Friday, March 7, 2008
Depicting Suffering in Art
The Medieval, Rennaissance and Mannerist painters always fascinated me. Death, pain, and suffering was so much a part of their lives and art. Since most people would be lucky to live to be 30, death was probably very present in most people's minds.
Mantegna's painting of St. Sebastian has always stayed in my mind ever since art school. It's both beautiful and disturbing.
Hieronymus Bosch painted amazing and horrifically beautiful paintings depicting Heaven,Earth and Hell.
Parmigianino foreshadows Jesus' death while creating a painting of him in his Mother's arms.
It surprises me sometimes how people who say they like art that depicts reality are fearful of art that shows the darker side of being alive. I too wish life was all sunshine and roses, but unfortunately it's not.

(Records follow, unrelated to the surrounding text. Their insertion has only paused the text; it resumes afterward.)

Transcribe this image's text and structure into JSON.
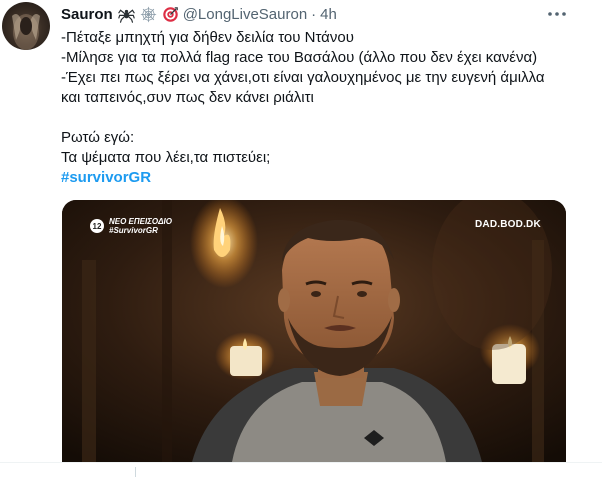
{
  "tweet": {
    "display_name": "Sauron",
    "handle": "@LongLiveSauron",
    "separator": "·",
    "time": "4h",
    "name_emojis": [
      "spider-icon",
      "spider-web-icon",
      "target-icon"
    ],
    "text_lines": [
      "-Πέταξε μπηχτή για δήθεν δειλία του Ντάνου",
      "-Μίλησε για τα πολλά flag race του Βασάλου (άλλο που δεν έχει κανένα)",
      "-Έχει πει πως ξέρει να χάνει,οτι είναι γαλουχημένος με την ευγενή άμιλλα",
      "και ταπεινός,συν πως δεν κάνει ριάλιτι",
      "",
      "Ρωτώ εγώ:",
      "Τα ψέματα που λέει,τα πιστεύει;"
    ],
    "hashtag": "#survivorGR",
    "accent_color": "#1d9bf0"
  },
  "media": {
    "channel_number": "12",
    "overlay_line1": "ΝΕΟ ΕΠΕΙΣΟΔΙΟ",
    "overlay_line2": "#SurvivorGR",
    "watermark": "DAD.BOD.DK"
  }
}
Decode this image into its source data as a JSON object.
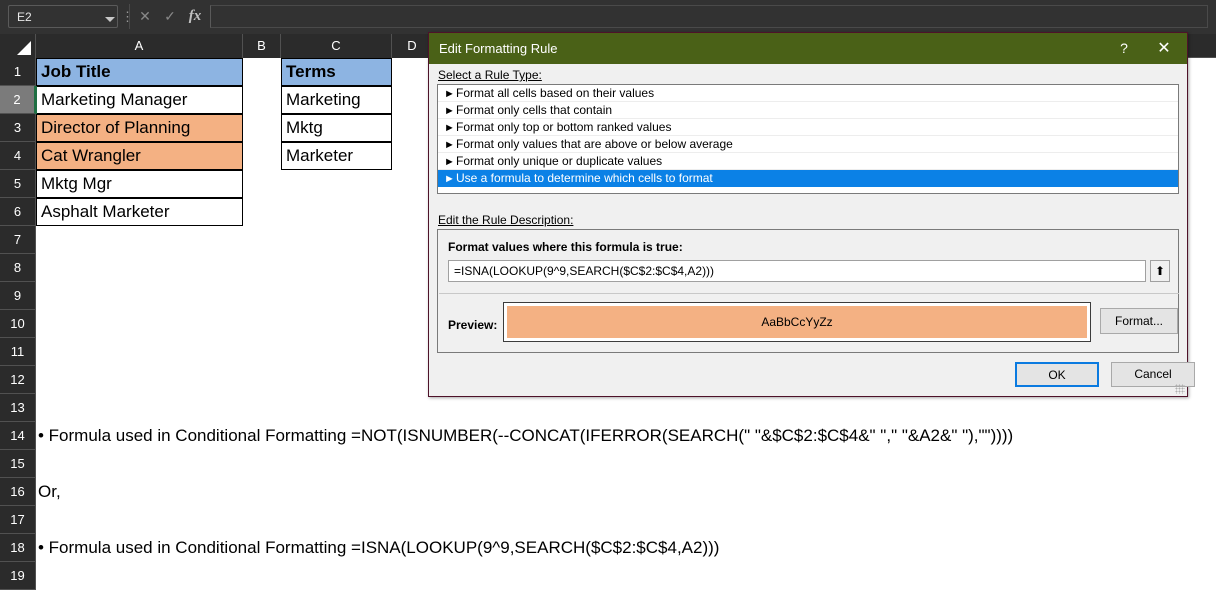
{
  "formula_bar": {
    "name_box_value": "E2",
    "formula_value": "",
    "cancel_icon": "close-icon",
    "enter_icon": "check-icon",
    "fx_label": "fx"
  },
  "grid": {
    "columns": [
      "A",
      "B",
      "C",
      "D"
    ],
    "rows": [
      "1",
      "2",
      "3",
      "4",
      "5",
      "6",
      "7",
      "8",
      "9",
      "10",
      "11",
      "12",
      "13",
      "14",
      "15",
      "16",
      "17",
      "18",
      "19"
    ],
    "selected_row": "2",
    "colors": {
      "header_fill": "#8db4e2",
      "highlight_fill": "#f4b183",
      "plain_fill": "#ffffff"
    },
    "column_a": [
      {
        "row": 1,
        "text": "Job Title",
        "fill": "header",
        "bold": true
      },
      {
        "row": 2,
        "text": "Marketing Manager",
        "fill": "plain",
        "bold": false
      },
      {
        "row": 3,
        "text": "Director of Planning",
        "fill": "highlight",
        "bold": false
      },
      {
        "row": 4,
        "text": "Cat Wrangler",
        "fill": "highlight",
        "bold": false
      },
      {
        "row": 5,
        "text": "Mktg Mgr",
        "fill": "plain",
        "bold": false
      },
      {
        "row": 6,
        "text": "Asphalt Marketer",
        "fill": "plain",
        "bold": false
      }
    ],
    "column_c": [
      {
        "row": 1,
        "text": "Terms",
        "fill": "header",
        "bold": true
      },
      {
        "row": 2,
        "text": "Marketing",
        "fill": "plain",
        "bold": false
      },
      {
        "row": 3,
        "text": "Mktg",
        "fill": "plain",
        "bold": false
      },
      {
        "row": 4,
        "text": "Marketer",
        "fill": "plain",
        "bold": false
      }
    ],
    "notes": [
      {
        "row": 14,
        "text": "• Formula used in Conditional Formatting =NOT(ISNUMBER(--CONCAT(IFERROR(SEARCH(\" \"&$C$2:$C$4&\" \",\" \"&A2&\" \"),\"\"))))"
      },
      {
        "row": 16,
        "text": "Or,"
      },
      {
        "row": 18,
        "text": "• Formula used in Conditional Formatting =ISNA(LOOKUP(9^9,SEARCH($C$2:$C$4,A2)))"
      }
    ]
  },
  "dialog": {
    "title": "Edit Formatting Rule",
    "titlebar_color": "#4a6117",
    "help_label": "?",
    "close_label": "✕",
    "select_rule_type_label": "Select a Rule Type:",
    "rule_types": [
      {
        "label": "Format all cells based on their values",
        "selected": false
      },
      {
        "label": "Format only cells that contain",
        "selected": false
      },
      {
        "label": "Format only top or bottom ranked values",
        "selected": false
      },
      {
        "label": "Format only values that are above or below average",
        "selected": false
      },
      {
        "label": "Format only unique or duplicate values",
        "selected": false
      },
      {
        "label": "Use a formula to determine which cells to format",
        "selected": true
      }
    ],
    "selection_color": "#0b81e6",
    "edit_rule_description_label": "Edit the Rule Description:",
    "formula_true_label": "Format values where this formula is true:",
    "formula_value": "=ISNA(LOOKUP(9^9,SEARCH($C$2:$C$4,A2)))",
    "collapse_icon": "collapse-dialog-arrow-icon",
    "preview_label": "Preview:",
    "preview_sample_text": "AaBbCcYyZz",
    "preview_fill": "#f4b183",
    "format_button_label": "Format...",
    "ok_button_label": "OK",
    "cancel_button_label": "Cancel"
  }
}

I had such a negative response from other artists when I wanted to create dolls depicting things like physical disabilities. Even finding out that I was disabled didn't take the curse off of it for some people.
I've gotten around this phobia for the most part by creating mythological or magical creatures. Sometimes I feel like I sold out. But at the same time, many of my creatures and figures are now considered beautiful. So maybe I am making a tiny dent into the rigid ideas some people have about what is beautiful.
My most recent foray into pushing the beauty boundary came about when I read an article about a brave little Terrier named George.
The story reminded me of the art I mention above and I decided to portray George in his last moments. I feel such great bravery and love should be commemorated.
I've been pleased that most of the responses to George have been very positive. http://blogs.usatoday.com/ondeadline/2007/05/feisty_jack_rus.html
I'm feeling much braver about creating darker sculptures. Portraying all aspects of being alive like death, fear and pain can be very liberating.